__The problem__: For each record, copy the text exactly and omit any picture it holds.
========
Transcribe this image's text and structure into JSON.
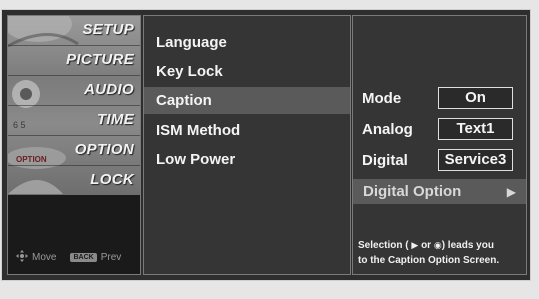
{
  "categories": [
    {
      "label": "SETUP"
    },
    {
      "label": "PICTURE"
    },
    {
      "label": "AUDIO"
    },
    {
      "label": "TIME"
    },
    {
      "label": "OPTION"
    },
    {
      "label": "LOCK"
    }
  ],
  "footer": {
    "move_icon": "dpad-icon",
    "move_label": "Move",
    "back_key": "BACK",
    "prev_label": "Prev"
  },
  "options": [
    {
      "label": "Language"
    },
    {
      "label": "Key Lock"
    },
    {
      "label": "Caption"
    },
    {
      "label": "ISM Method"
    },
    {
      "label": "Low Power"
    }
  ],
  "caption": {
    "mode_label": "Mode",
    "mode_value": "On",
    "analog_label": "Analog",
    "analog_value": "Text1",
    "digital_label": "Digital",
    "digital_value": "Service3",
    "digital_option_label": "Digital Option",
    "digital_option_icon": "▶",
    "help_prefix": "Selection (",
    "help_right_icon": "▶",
    "help_or": "or",
    "help_enter_icon": "◉",
    "help_suffix": ") leads you",
    "help_line2": "to the Caption Option Screen."
  },
  "colors": {
    "panel": "#353535",
    "highlight": "#5a5a5a",
    "text": "#f4f4f4"
  }
}
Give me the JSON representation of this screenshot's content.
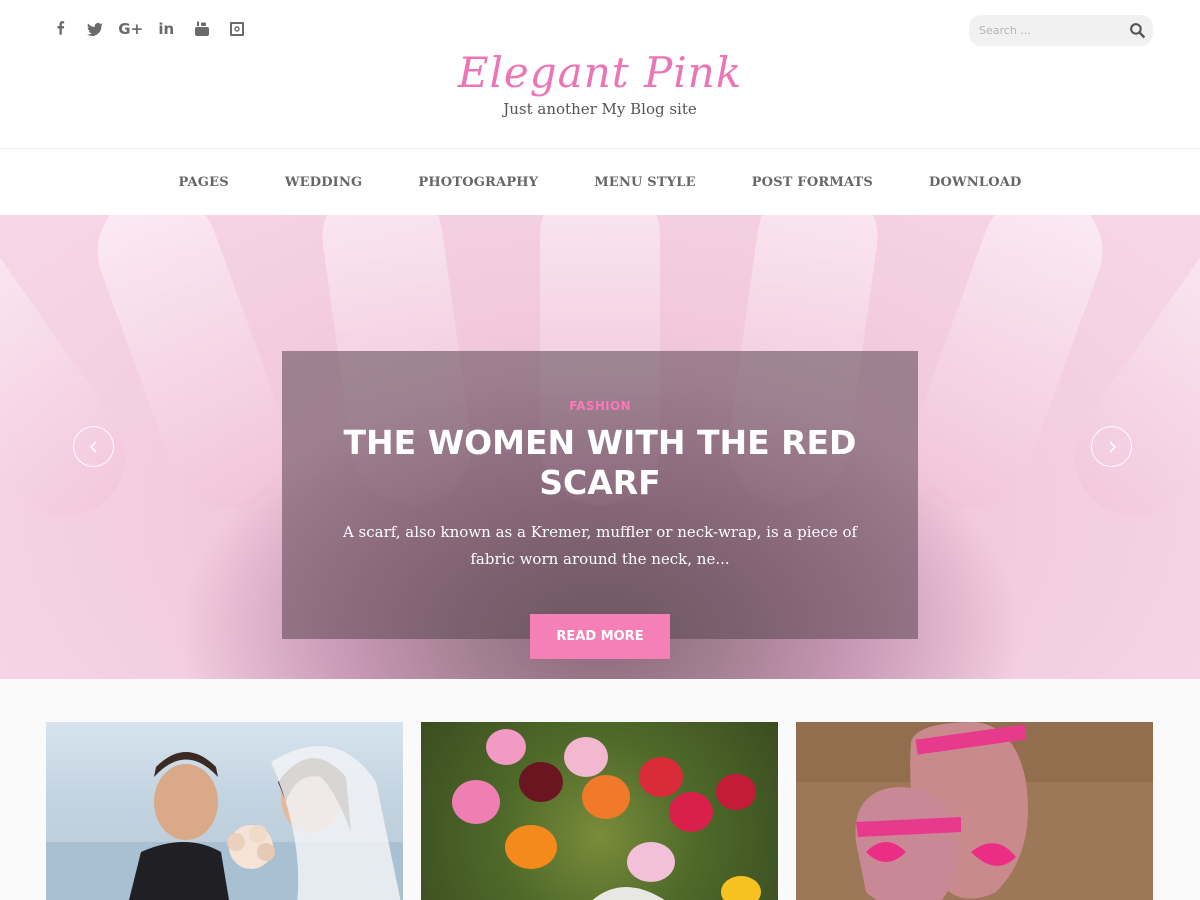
{
  "site": {
    "title": "Elegant Pink",
    "tagline": "Just another My Blog site"
  },
  "social": [
    {
      "name": "facebook",
      "icon": "facebook-icon"
    },
    {
      "name": "twitter",
      "icon": "twitter-icon"
    },
    {
      "name": "google-plus",
      "icon": "google-plus-icon"
    },
    {
      "name": "linkedin",
      "icon": "linkedin-icon"
    },
    {
      "name": "youtube",
      "icon": "youtube-icon"
    },
    {
      "name": "instagram",
      "icon": "instagram-icon"
    }
  ],
  "search": {
    "placeholder": "Search ..."
  },
  "nav": [
    "PAGES",
    "WEDDING",
    "PHOTOGRAPHY",
    "MENU STYLE",
    "POST FORMATS",
    "DOWNLOAD"
  ],
  "slider": {
    "category": "FASHION",
    "title": "THE WOMEN WITH THE RED SCARF",
    "excerpt": "A scarf, also known as a Kremer, muffler or neck-wrap, is a piece of fabric worn around the neck, ne...",
    "button": "READ MORE"
  },
  "colors": {
    "accent": "#f580b8",
    "brand": "#ec75b5"
  }
}
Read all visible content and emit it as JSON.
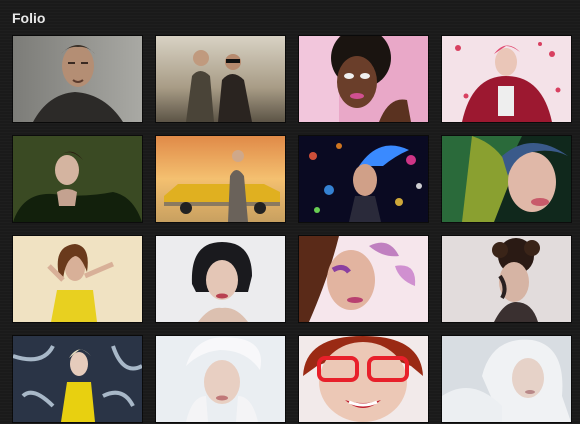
{
  "header": {
    "title": "Folio"
  },
  "gallery": {
    "items": [
      {
        "subject": "man-portrait"
      },
      {
        "subject": "couple-desert"
      },
      {
        "subject": "woman-pink-makeup"
      },
      {
        "subject": "woman-petals"
      },
      {
        "subject": "woman-green-feathers"
      },
      {
        "subject": "woman-yellow-car"
      },
      {
        "subject": "woman-blue-hair-lights"
      },
      {
        "subject": "woman-colorful-hair"
      },
      {
        "subject": "woman-yellow-dress"
      },
      {
        "subject": "woman-bob-hair"
      },
      {
        "subject": "woman-butterfly-makeup"
      },
      {
        "subject": "woman-lace-updo"
      },
      {
        "subject": "woman-yellow-feathers"
      },
      {
        "subject": "woman-white-fur"
      },
      {
        "subject": "woman-red-glasses"
      },
      {
        "subject": "woman-white-hair"
      }
    ]
  }
}
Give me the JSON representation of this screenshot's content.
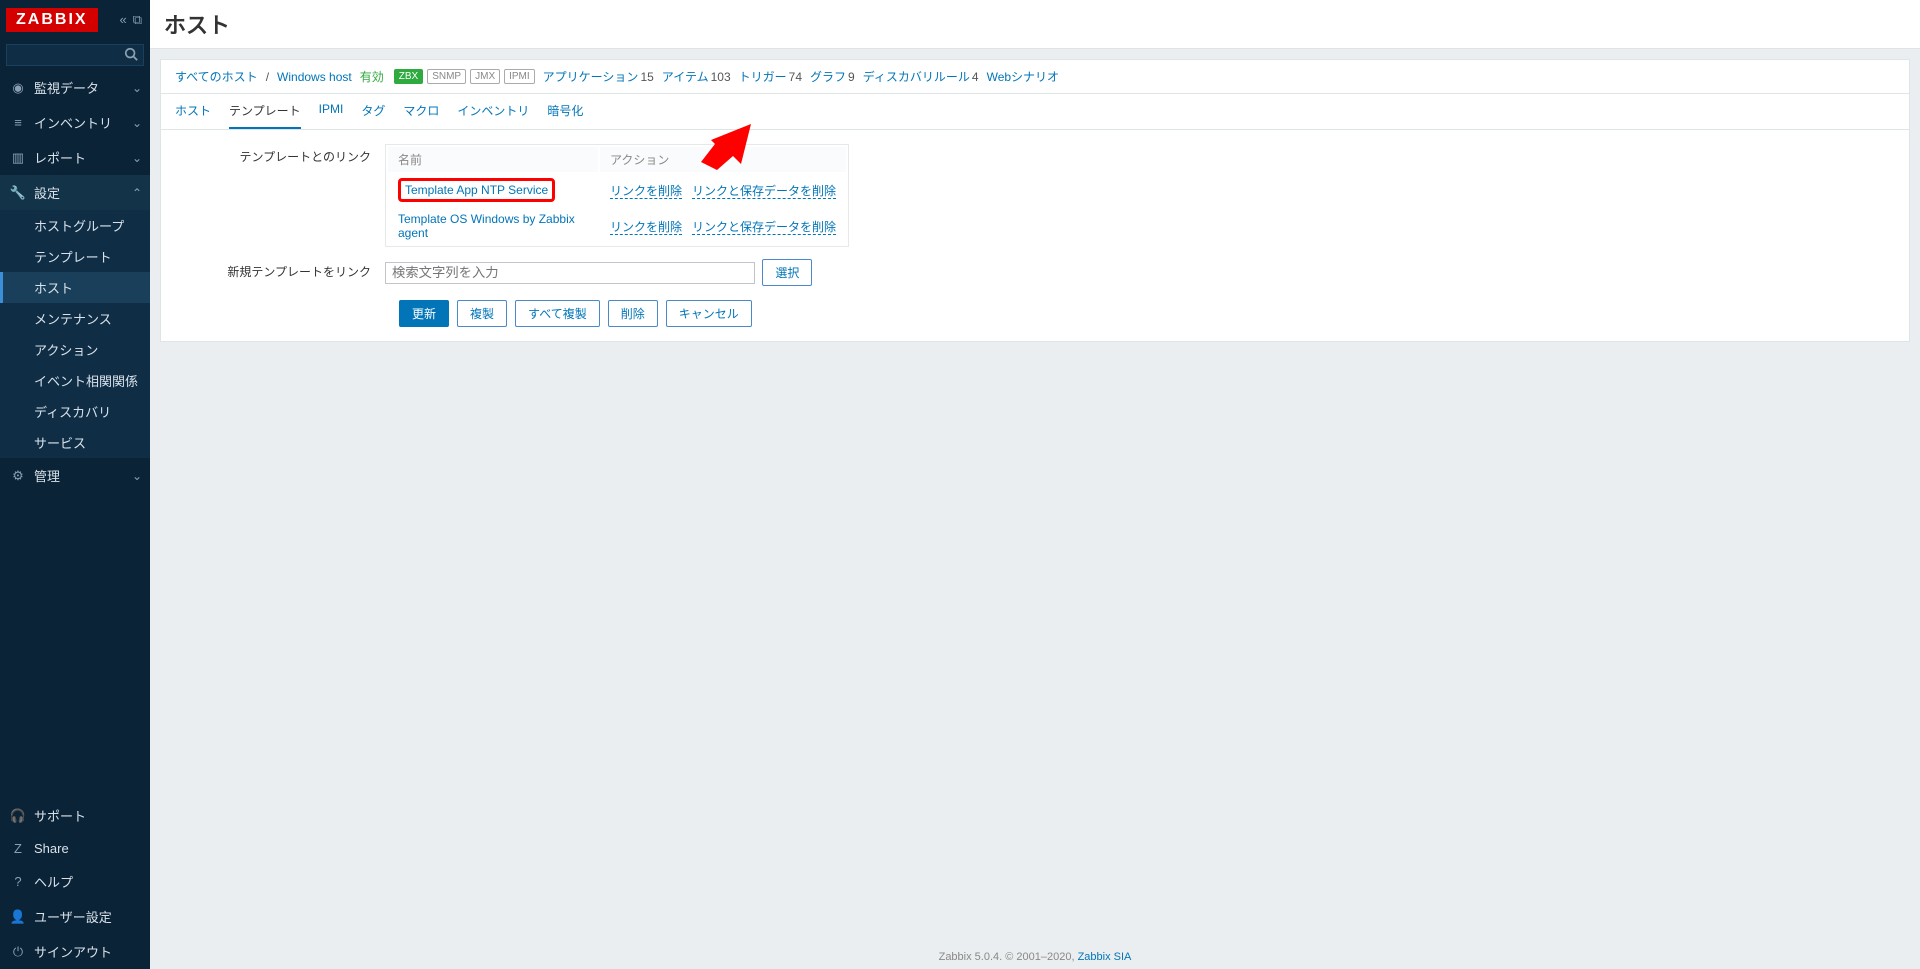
{
  "brand": "ZABBIX",
  "search": {
    "placeholder": ""
  },
  "nav": {
    "monitoring": "監視データ",
    "inventory": "インベントリ",
    "reports": "レポート",
    "settings": "設定",
    "administration": "管理"
  },
  "subnav": {
    "hostgroup": "ホストグループ",
    "template": "テンプレート",
    "host": "ホスト",
    "maintenance": "メンテナンス",
    "action": "アクション",
    "correlation": "イベント相関関係",
    "discovery": "ディスカバリ",
    "service": "サービス"
  },
  "footer_nav": {
    "support": "サポート",
    "share": "Share",
    "help": "ヘルプ",
    "usersettings": "ユーザー設定",
    "signout": "サインアウト"
  },
  "page_title": "ホスト",
  "breadcrumb": {
    "all_hosts": "すべてのホスト",
    "current": "Windows host",
    "status": "有効",
    "badges": {
      "zbx": "ZBX",
      "snmp": "SNMP",
      "jmx": "JMX",
      "ipmi": "IPMI"
    },
    "application": {
      "label": "アプリケーション",
      "count": "15"
    },
    "items": {
      "label": "アイテム",
      "count": "103"
    },
    "triggers": {
      "label": "トリガー",
      "count": "74"
    },
    "graphs": {
      "label": "グラフ",
      "count": "9"
    },
    "discovery": {
      "label": "ディスカバリルール",
      "count": "4"
    },
    "web": {
      "label": "Webシナリオ",
      "count": ""
    }
  },
  "tabs": {
    "host": "ホスト",
    "template": "テンプレート",
    "ipmi": "IPMI",
    "tag": "タグ",
    "macro": "マクロ",
    "inventory": "インベントリ",
    "encryption": "暗号化"
  },
  "form": {
    "linked_templates_label": "テンプレートとのリンク",
    "col_name": "名前",
    "col_action": "アクション",
    "rows": [
      {
        "name": "Template App NTP Service",
        "unlink": "リンクを削除",
        "clear": "リンクと保存データを削除"
      },
      {
        "name": "Template OS Windows by Zabbix agent",
        "unlink": "リンクを削除",
        "clear": "リンクと保存データを削除"
      }
    ],
    "new_template_label": "新規テンプレートをリンク",
    "new_template_placeholder": "検索文字列を入力",
    "select_btn": "選択"
  },
  "buttons": {
    "update": "更新",
    "clone": "複製",
    "fullclone": "すべて複製",
    "delete": "削除",
    "cancel": "キャンセル"
  },
  "page_footer": {
    "text": "Zabbix 5.0.4. © 2001–2020, ",
    "link": "Zabbix SIA"
  }
}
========
__Reply__:
Transcribe this image's text and structure into JSON.
{
  "categories": [
    {
      "label": "SETUP"
    },
    {
      "label": "PICTURE"
    },
    {
      "label": "AUDIO"
    },
    {
      "label": "TIME"
    },
    {
      "label": "OPTION"
    },
    {
      "label": "LOCK"
    }
  ],
  "footer": {
    "move_icon": "dpad-icon",
    "move_label": "Move",
    "back_key": "BACK",
    "prev_label": "Prev"
  },
  "options": [
    {
      "label": "Language"
    },
    {
      "label": "Key Lock"
    },
    {
      "label": "Caption"
    },
    {
      "label": "ISM Method"
    },
    {
      "label": "Low Power"
    }
  ],
  "caption": {
    "mode_label": "Mode",
    "mode_value": "On",
    "analog_label": "Analog",
    "analog_value": "Text1",
    "digital_label": "Digital",
    "digital_value": "Service3",
    "digital_option_label": "Digital Option",
    "digital_option_icon": "▶",
    "help_prefix": "Selection (",
    "help_right_icon": "▶",
    "help_or": "or",
    "help_enter_icon": "◉",
    "help_suffix": ") leads you",
    "help_line2": "to the Caption Option Screen."
  },
  "colors": {
    "panel": "#353535",
    "highlight": "#5a5a5a",
    "text": "#f4f4f4"
  }
}
Give me the JSON representation of this screenshot's content.
{
  "site": {
    "title": "Elegant Pink",
    "tagline": "Just another My Blog site"
  },
  "social": [
    {
      "name": "facebook",
      "icon": "facebook-icon"
    },
    {
      "name": "twitter",
      "icon": "twitter-icon"
    },
    {
      "name": "google-plus",
      "icon": "google-plus-icon"
    },
    {
      "name": "linkedin",
      "icon": "linkedin-icon"
    },
    {
      "name": "youtube",
      "icon": "youtube-icon"
    },
    {
      "name": "instagram",
      "icon": "instagram-icon"
    }
  ],
  "search": {
    "placeholder": "Search ..."
  },
  "nav": [
    "PAGES",
    "WEDDING",
    "PHOTOGRAPHY",
    "MENU STYLE",
    "POST FORMATS",
    "DOWNLOAD"
  ],
  "slider": {
    "category": "FASHION",
    "title": "THE WOMEN WITH THE RED SCARF",
    "excerpt": "A scarf, also known as a Kremer, muffler or neck-wrap, is a piece of fabric worn around the neck, ne...",
    "button": "READ MORE"
  },
  "colors": {
    "accent": "#f580b8",
    "brand": "#ec75b5"
  }
}
Read all visible content and emit it as JSON.
{
  "header": {
    "title": "Folio"
  },
  "gallery": {
    "items": [
      {
        "subject": "man-portrait"
      },
      {
        "subject": "couple-desert"
      },
      {
        "subject": "woman-pink-makeup"
      },
      {
        "subject": "woman-petals"
      },
      {
        "subject": "woman-green-feathers"
      },
      {
        "subject": "woman-yellow-car"
      },
      {
        "subject": "woman-blue-hair-lights"
      },
      {
        "subject": "woman-colorful-hair"
      },
      {
        "subject": "woman-yellow-dress"
      },
      {
        "subject": "woman-bob-hair"
      },
      {
        "subject": "woman-butterfly-makeup"
      },
      {
        "subject": "woman-lace-updo"
      },
      {
        "subject": "woman-yellow-feathers"
      },
      {
        "subject": "woman-white-fur"
      },
      {
        "subject": "woman-red-glasses"
      },
      {
        "subject": "woman-white-hair"
      }
    ]
  }
}
Give me the JSON representation of this screenshot's content.
{
  "brand": "ZABBIX",
  "search": {
    "placeholder": ""
  },
  "nav": {
    "monitoring": "監視データ",
    "inventory": "インベントリ",
    "reports": "レポート",
    "settings": "設定",
    "administration": "管理"
  },
  "subnav": {
    "hostgroup": "ホストグループ",
    "template": "テンプレート",
    "host": "ホスト",
    "maintenance": "メンテナンス",
    "action": "アクション",
    "correlation": "イベント相関関係",
    "discovery": "ディスカバリ",
    "service": "サービス"
  },
  "footer_nav": {
    "support": "サポート",
    "share": "Share",
    "help": "ヘルプ",
    "usersettings": "ユーザー設定",
    "signout": "サインアウト"
  },
  "page_title": "ホスト",
  "breadcrumb": {
    "all_hosts": "すべてのホスト",
    "current": "Windows host",
    "status": "有効",
    "badges": {
      "zbx": "ZBX",
      "snmp": "SNMP",
      "jmx": "JMX",
      "ipmi": "IPMI"
    },
    "application": {
      "label": "アプリケーション",
      "count": "15"
    },
    "items": {
      "label": "アイテム",
      "count": "103"
    },
    "triggers": {
      "label": "トリガー",
      "count": "74"
    },
    "graphs": {
      "label": "グラフ",
      "count": "9"
    },
    "discovery": {
      "label": "ディスカバリルール",
      "count": "4"
    },
    "web": {
      "label": "Webシナリオ",
      "count": ""
    }
  },
  "tabs": {
    "host": "ホスト",
    "template": "テンプレート",
    "ipmi": "IPMI",
    "tag": "タグ",
    "macro": "マクロ",
    "inventory": "インベントリ",
    "encryption": "暗号化"
  },
  "form": {
    "linked_templates_label": "テンプレートとのリンク",
    "col_name": "名前",
    "col_action": "アクション",
    "rows": [
      {
        "name": "Template App NTP Service",
        "unlink": "リンクを削除",
        "clear": "リンクと保存データを削除"
      },
      {
        "name": "Template OS Windows by Zabbix agent",
        "unlink": "リンクを削除",
        "clear": "リンクと保存データを削除"
      }
    ],
    "new_template_label": "新規テンプレートをリンク",
    "new_template_placeholder": "検索文字列を入力",
    "select_btn": "選択"
  },
  "buttons": {
    "update": "更新",
    "clone": "複製",
    "fullclone": "すべて複製",
    "delete": "削除",
    "cancel": "キャンセル"
  },
  "page_footer": {
    "text": "Zabbix 5.0.4. © 2001–2020, ",
    "link": "Zabbix SIA"
  }
}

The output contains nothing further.